Repeat each entry as written and leave the images out of the copy.

### Entries supplied

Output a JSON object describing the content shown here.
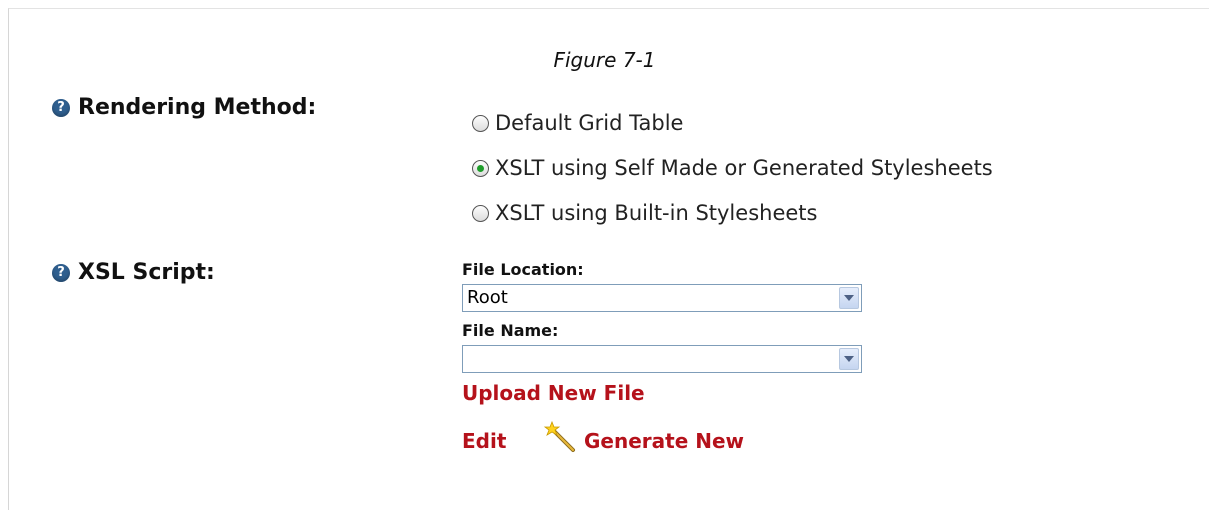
{
  "caption": "Figure 7-1",
  "rendering_method": {
    "label": "Rendering Method:",
    "options": [
      {
        "label": "Default Grid Table",
        "checked": false
      },
      {
        "label": "XSLT using Self Made or Generated Stylesheets",
        "checked": true
      },
      {
        "label": "XSLT using Built-in Stylesheets",
        "checked": false
      }
    ]
  },
  "xsl_script": {
    "label": "XSL Script:",
    "file_location_label": "File Location:",
    "file_location_value": "Root",
    "file_name_label": "File Name:",
    "file_name_value": "",
    "upload_link": "Upload New File",
    "edit_link": "Edit",
    "generate_link": "Generate New"
  },
  "icons": {
    "help": "question-circle-icon",
    "generate": "magic-wand-icon",
    "dropdown": "chevron-down-icon"
  },
  "colors": {
    "link": "#b5121b",
    "help_icon": "#2f5f8f",
    "radio_checked": "#1e9d2a"
  }
}
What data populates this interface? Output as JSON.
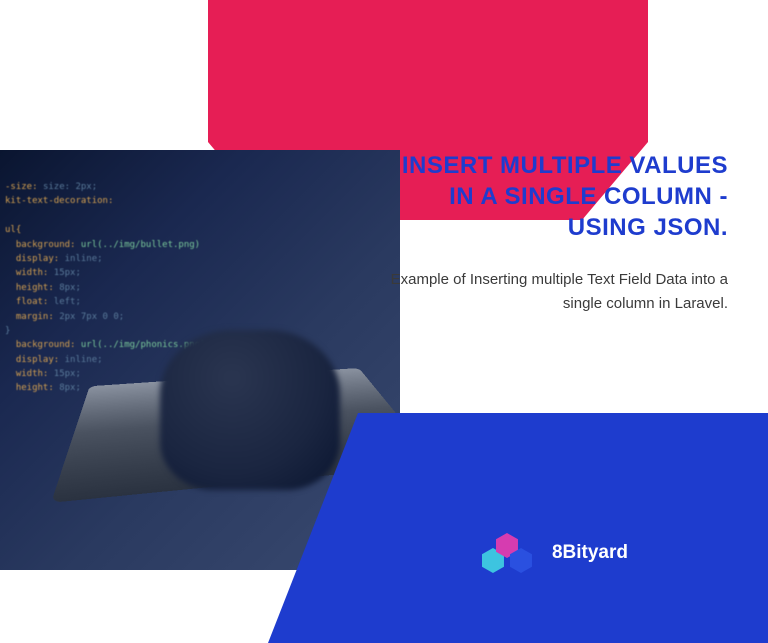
{
  "headline": "INSERT MULTIPLE VALUES IN A SINGLE COLUMN - USING JSON.",
  "subtext": "Example of Inserting multiple Text Field Data into a single column in Laravel.",
  "brand": "8Bityard",
  "code_sample": {
    "line1": "size: 2px;",
    "line2": "kit-text-decoration:",
    "line3": "ul{",
    "line4": "background: url(../img/bullet.png)",
    "line5": "display: inline;",
    "line6": "width: 15px;",
    "line7": "height: 8px;",
    "line8": "float: left;",
    "line9": "margin: 2px 7px 0 0;",
    "line10": "}",
    "line11": "background: url(../img/phonics.png) no-repeat center;",
    "line12": "display: inline;",
    "line13": "width: 15px;",
    "line14": "height: 8px;"
  }
}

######

- Response
Output a JSON object describing the content shown here.
{
  "caption": "Figure 7-1",
  "rendering_method": {
    "label": "Rendering Method:",
    "options": [
      {
        "label": "Default Grid Table",
        "checked": false
      },
      {
        "label": "XSLT using Self Made or Generated Stylesheets",
        "checked": true
      },
      {
        "label": "XSLT using Built-in Stylesheets",
        "checked": false
      }
    ]
  },
  "xsl_script": {
    "label": "XSL Script:",
    "file_location_label": "File Location:",
    "file_location_value": "Root",
    "file_name_label": "File Name:",
    "file_name_value": "",
    "upload_link": "Upload New File",
    "edit_link": "Edit",
    "generate_link": "Generate New"
  },
  "icons": {
    "help": "question-circle-icon",
    "generate": "magic-wand-icon",
    "dropdown": "chevron-down-icon"
  },
  "colors": {
    "link": "#b5121b",
    "help_icon": "#2f5f8f",
    "radio_checked": "#1e9d2a"
  }
}
What data populates this interface? Output as JSON.
{
  "headline": "INSERT MULTIPLE VALUES IN A SINGLE COLUMN - USING JSON.",
  "subtext": "Example of Inserting multiple Text Field Data into a single column in Laravel.",
  "brand": "8Bityard",
  "code_sample": {
    "line1": "size: 2px;",
    "line2": "kit-text-decoration:",
    "line3": "ul{",
    "line4": "background: url(../img/bullet.png)",
    "line5": "display: inline;",
    "line6": "width: 15px;",
    "line7": "height: 8px;",
    "line8": "float: left;",
    "line9": "margin: 2px 7px 0 0;",
    "line10": "}",
    "line11": "background: url(../img/phonics.png) no-repeat center;",
    "line12": "display: inline;",
    "line13": "width: 15px;",
    "line14": "height: 8px;"
  }
}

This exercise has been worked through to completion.